In Which Ella Rides Her Bike

I must admit that I was scared this morning when I wheeled my bike out of the garage. I don’t like biking in the rain. But I’ve been told that horses can sense your fear, and the bike did seem somewhat like a sleek thoroughbred with its trim silver body and twenty-four gears, so I swung my leg over the seat, thinking about FDR and the Kentucky Derby, and set out.

Three years ago, the fire hydrant on our street broke and water rushed out for days, much to the delight of the children and the annoyance of the municipality and adults, and when the water finally dried, the newly paved street was left with bumps in it, the only hint that the forest green hydrant had once misbehaved. So I rode, jostled a little by each tiny mountain, to the corner.

The avenue was oddly empty. And while I knew that there were no cars in sight, I couldn’t help but wait there for a few moments with the toes of my sneakers balanced on the asphalt because the quiet was haunting, almost as if there were a thousand whizzing invisible passing cars I just couldn’t quite see. But the shadows I saw were just fog being blown by the wind, so I put my right foot on the petal and pushed off.

Riding down the avenue is scary. Here I am, a small girl balanced on some very thin metal beams and two wheels, and there they are encased in a big behemoth of metal with the best safety systems available, and if they so much as tap my rear tire, I will fall. My elbow might break, shattering into a million pieces like a glass does when it crashes onto the kitchen floor. And a day later, one of the shards of bone that they missed while cleaning me up will be stepped on by a barefoot woman in a bathrobe as she fetches the morning paper, and she will have to go to the hospital, too. So I just trust that the big black SUVs and silver Priuses will avoid me as I petal. It isn’t always easy.

Soon enough, it was my turn. I held out my left arm, the way my great uncle taught me to, and felt the handlebars wiggle a little as I tried to turn one-handed. And then I was zooming down the hill, cutting through the air like a pair of freshly sharpened scissors or my mother’s Japanese sushi knife, the one I’m always afraid I’ll cut myself with.

The next corner came quickly, and I leaned into the turn, coasting. Sometimes, when I have gravity making the wheels spin on their own, I pretend I’m in that animated Japanese film I saw when I was eight, Kiki’s Delivery Service is what I think it was called, with the girl that rode on a the back of a boy’s bike through winding roads on the edge of a cliff. But in this fantasy I’m not on a cliff because cliffs are s-c-a-r-y scary.
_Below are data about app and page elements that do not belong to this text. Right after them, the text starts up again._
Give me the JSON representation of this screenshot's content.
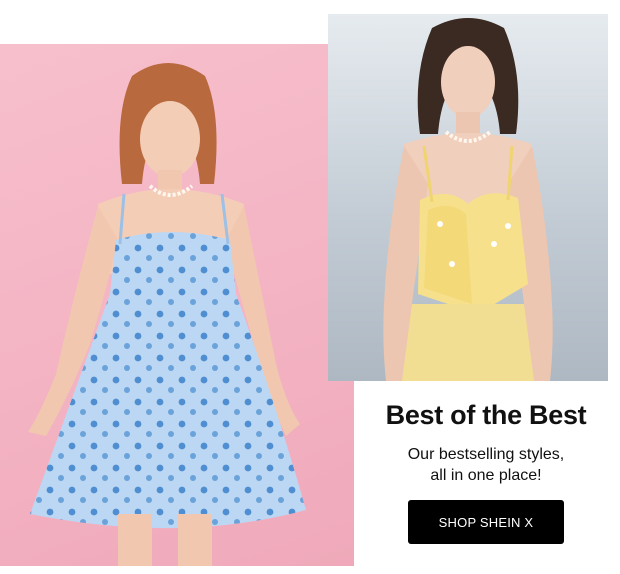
{
  "promo": {
    "headline": "Best of the Best",
    "subline_1": "Our bestselling styles,",
    "subline_2": "all in one place!",
    "cta_label": "SHOP SHEIN X"
  },
  "colors": {
    "left_background": "#f3b2c2",
    "right_background": "#c3ccd5",
    "button_bg": "#000000",
    "button_text": "#ffffff"
  }
}
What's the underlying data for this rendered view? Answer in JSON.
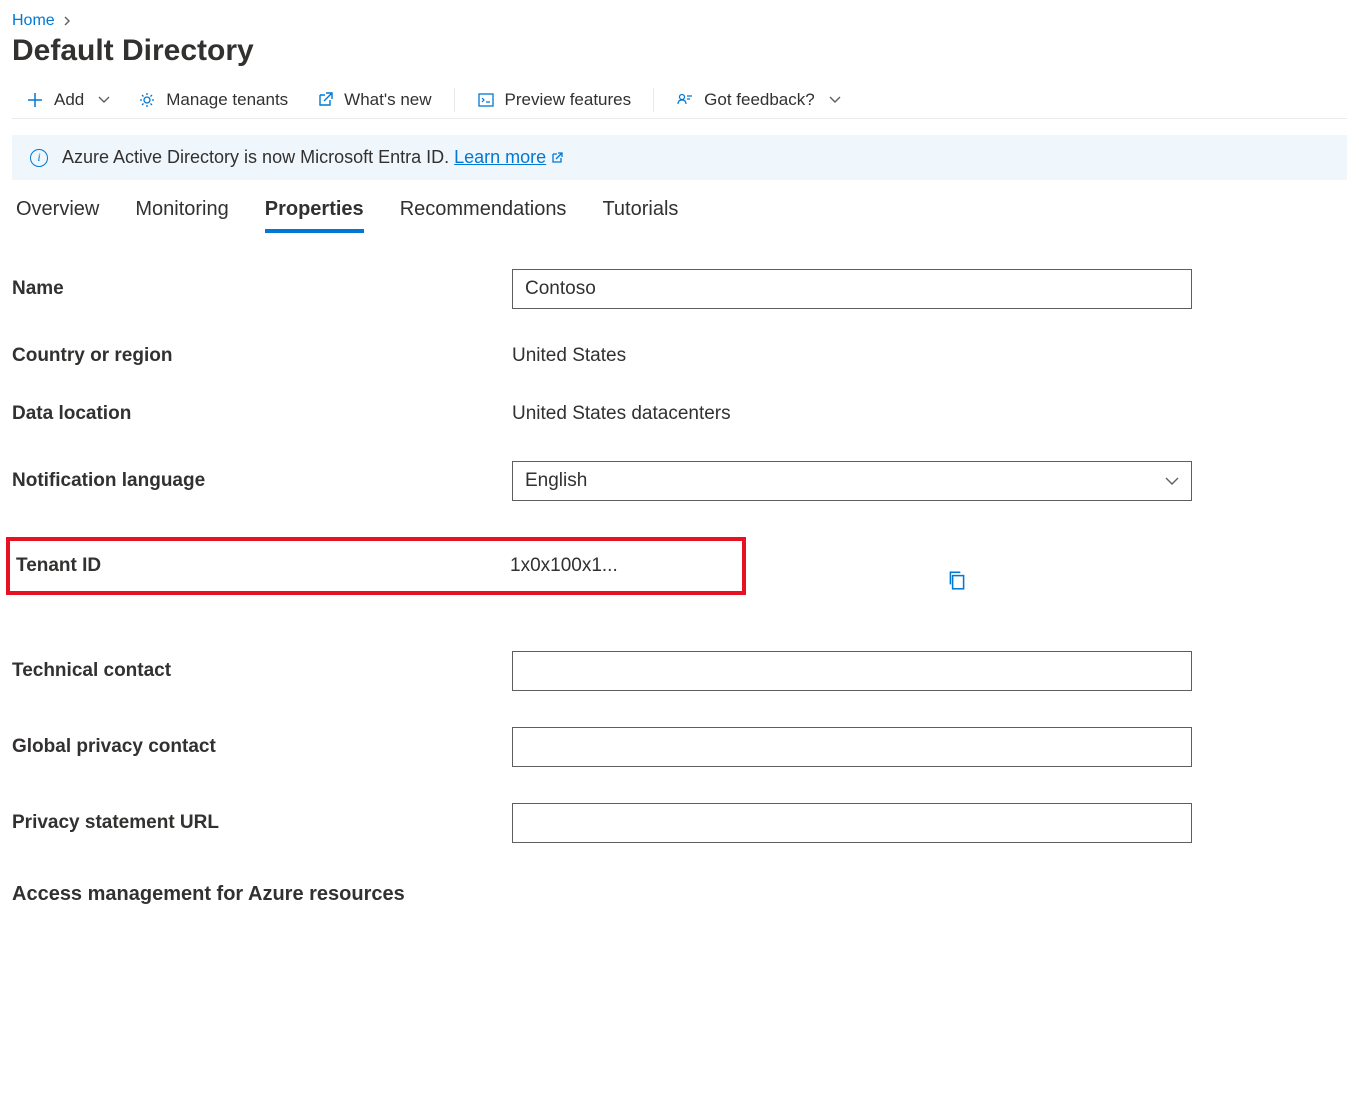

Instead, I’m on a nice flat surface near the ocean, and I’m the one doing the riding and not hanging on for dear life. Because safety is good. I like keeping my body in one piece. It functions best that way.

I became so absorbed in my thoughts of the salt spray and the call of gulls that I made the next few turns on auto-pilot. Check for cars, obey traffic laws, keep pedaling. My thighs began to burn as the lactic acid built up in the muscles, and all I could do was visualize those diagrams of cellular respiration from AP Bio–the ones he wrote on the board in different colored chalk that I copied into my notes, using a million different colors of highlighters so that the page turned into a rainbow of lines and labels. And then suddenly, I’m pedaling back down the driveway, squeezing passed the parked cars, and I’ve arrived.

And as always, you can also find me on tumblr at, if you’re into that kind of thing.